This is the original formula presented by Arnall to justify his choice of Blue Monday.

Where W=weather, D=debt, d=monthly salary, T=time since Christmas, Q=time since failing our new year’s resolutions, M=low motivational levels, and Na=the feeling of a need to take action.

The formula doesn’t provide any units of measurement for any of it’s variables so it’s impossible to figure out how to apply it accurately. Not only that, but how can you easily measure subjective factors like ‘low motivational levels’ or ‘the feeling of a need to take action’ in the general population without a huge amount of genuine research and data collection in the form of questionnaires and a scoring system? You can’t.

Dr Dean Burnett, neurosciencentist and genuine Cardiff University lecturer says there are so many reasons to dismiss the formula as nonsense.

“Firstly, the equation wasn’t the result of some psychological study by a reputable lab, but conducted by a travel company, who then fished around for a psychologist to put his name to it, to make it seem credible.”

He describes the equation itself as “scientifically ridiculous” confirming that “It combines things that have no quantifiable way of being combined, debt level, time since Christmas, weather, motivation – the equation combines all these things, but that’s not possible.”

“It’s like a maths problem that goes ‘43 – 12 + the colour red x mouldy cheese – the theme songs from Friends =…’ It’s impossible to solve this because all the individual components are so different and have no compatibility with each other.”

Now don’t get us wrong, we are not averse to having fun with imaginative formulas – we have previously covered a formula for the perfect flight, doughnut, pancake, cream tea and even mince pie. Most of these were also commissioned by companies but contained quantifiable units of measurement and were calculated in their entirety by the wonderful Dr Eugenia Cheng, a well-respected senior lecturer of mathematics at Sheffield University.
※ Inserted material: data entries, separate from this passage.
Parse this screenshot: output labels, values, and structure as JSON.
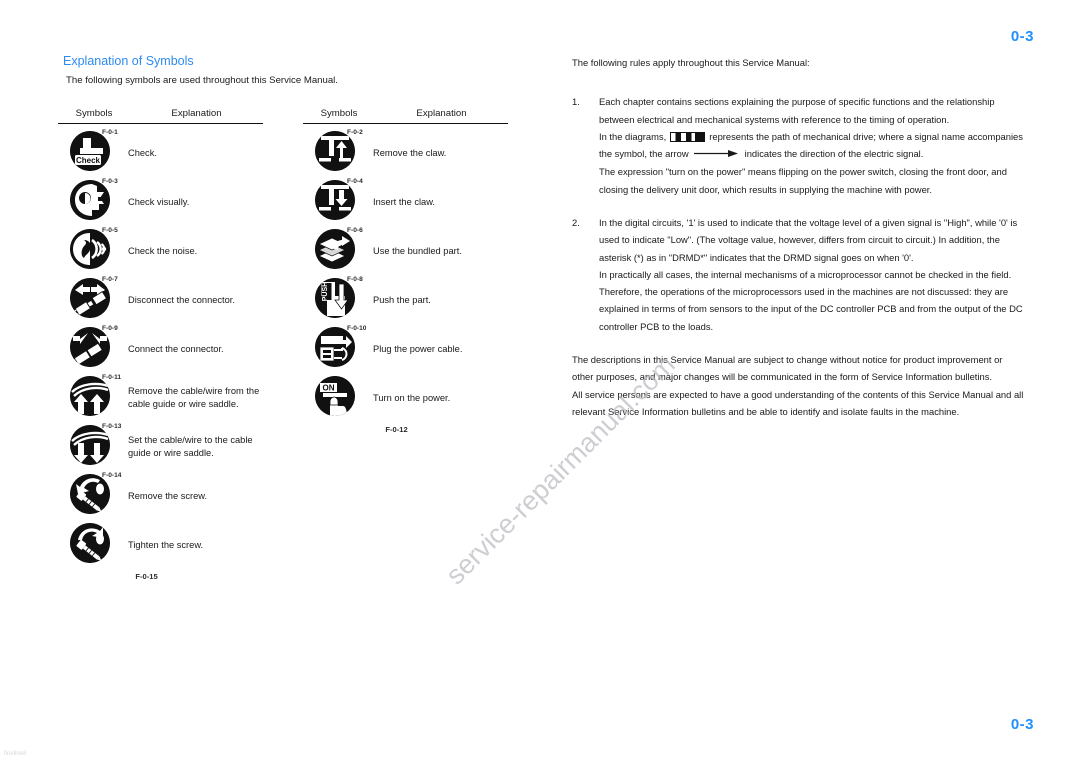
{
  "page": {
    "number_top": "0-3",
    "number_bottom": "0-3",
    "accent_color": "#1E90FF",
    "heading_color": "#2E8BEF",
    "watermark": "service-repairmanual.com",
    "footer_artifact": "fineline8"
  },
  "symbols_section": {
    "title": "Explanation of Symbols",
    "intro": "The following symbols are used throughout this Service Manual.",
    "headers": {
      "symbols": "Symbols",
      "explanation": "Explanation"
    },
    "left_table": {
      "caption": "F-0-15",
      "rows": [
        {
          "icon": "check-badge-icon",
          "figure": "F-0-1",
          "text": "Check."
        },
        {
          "icon": "eye-head-icon",
          "figure": "F-0-3",
          "text": "Check visually."
        },
        {
          "icon": "ear-sound-icon",
          "figure": "F-0-5",
          "text": "Check the noise."
        },
        {
          "icon": "connector-disconnect-icon",
          "figure": "F-0-7",
          "text": "Disconnect the connector."
        },
        {
          "icon": "connector-connect-icon",
          "figure": "F-0-9",
          "text": "Connect the connector."
        },
        {
          "icon": "cable-remove-icon",
          "figure": "F-0-11",
          "text": "Remove the cable/wire from the cable guide or wire saddle."
        },
        {
          "icon": "cable-set-icon",
          "figure": "F-0-13",
          "text": "Set the cable/wire to the cable guide or wire saddle."
        },
        {
          "icon": "screw-remove-icon",
          "figure": "F-0-14",
          "text": "Remove the screw."
        },
        {
          "icon": "screw-tighten-icon",
          "figure": "",
          "text": "Tighten the screw."
        }
      ]
    },
    "right_table": {
      "caption": "F-0-12",
      "rows": [
        {
          "icon": "claw-remove-icon",
          "figure": "F-0-2",
          "text": "Remove the claw."
        },
        {
          "icon": "claw-insert-icon",
          "figure": "F-0-4",
          "text": "Insert the claw."
        },
        {
          "icon": "bundled-part-icon",
          "figure": "F-0-6",
          "text": "Use the bundled part."
        },
        {
          "icon": "push-part-icon",
          "figure": "F-0-8",
          "text": "Push the part."
        },
        {
          "icon": "power-cable-icon",
          "figure": "F-0-10",
          "text": "Plug the power cable."
        },
        {
          "icon": "power-on-icon",
          "figure": "",
          "text": "Turn on the power."
        }
      ]
    },
    "icon_labels": {
      "check": "Check",
      "push": "PUSH",
      "on": "ON"
    }
  },
  "rules_section": {
    "lead": "The following rules apply throughout this Service Manual:",
    "items": [
      {
        "number": "1.",
        "paragraphs": [
          "Each chapter contains sections explaining the purpose of specific functions and the relationship between electrical and mechanical systems with reference to the timing of operation.",
          "The expression \"turn on the power\" means flipping on the power switch, closing the front door, and closing the delivery unit door, which results in supplying the machine with power."
        ],
        "inline_paragraph": {
          "before": "In the diagrams,",
          "middle": "represents the path of mechanical drive; where a signal name accompanies the symbol, the arrow",
          "after": "indicates the direction of the electric signal."
        }
      },
      {
        "number": "2.",
        "paragraphs": [
          "In the digital circuits, '1' is used to indicate that the voltage level of a given signal is \"High\", while '0' is used to indicate \"Low\". (The voltage value, however, differs from circuit to circuit.) In addition, the asterisk (*) as in \"DRMD*\" indicates that the DRMD signal goes on when '0'.",
          "In practically all cases, the internal mechanisms of a microprocessor cannot be checked in the field. Therefore, the operations of the microprocessors used in the machines are not discussed: they are explained in terms of from sensors to the input of the DC controller PCB and from the output of the DC controller PCB to the loads."
        ]
      }
    ],
    "closing": [
      "The descriptions in this Service Manual are subject to change without notice for product improvement or other purposes, and major changes will be communicated in the form of Service Information bulletins.",
      "All service persons are expected to have a good understanding of the contents of this Service Manual and all relevant Service Information bulletins and be able to identify and isolate faults in the machine."
    ]
  }
}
Dr Eugenia Cheng

We have always recommended that these formulae were taken with a pinch of salt but when it comes to the Blue Monday formula we recommend ignoring it completely. It began as a dubious marketing exercise but has sunk into the public consciousness and even worse took on a life of it’s own, creating a self-fulfilling prophesy. You think it’s going to be an extra depressing day and therefore it becomes so as you are more likely to notice negative factors and exaggerate low mood.

In 2010 Cliff Arnall who now calls himself a “happiness guru”, even released a statement admitting that the very concept was "not particularly helpful" as it indeed can be a self-fulfilling prophecy and that happiness and good mental health was a year-round aim. This is reinforced by mental health charity Mind who call the concept “dangerously misleading”.

Dr Aranll says "I'm pleased about the impact it if it means people are talking about depression and how they feel but I'm also encouraging people to refute the whole notion of there being a most depressing day and to use the day as a springboard for the things that really matter in your life."

Sadly, a quick search on Twitter revealed it is still being used as a marketing tool by many companies who had nothing to do with the original press release, especially by those in the travel business.

On the bright side, due to the efforts of organizations like Mind, there is now a push to ‘reclaim’ the day and make it a symbol of positivity and awareness of genuine mental health issues and depression. So at least something good has come out of such rubbish! It just shows though how maths can be manipulated to serve negative and misleading agendas and we all should be more aware and more vigilant against such pseudo-science and pseudo-maths.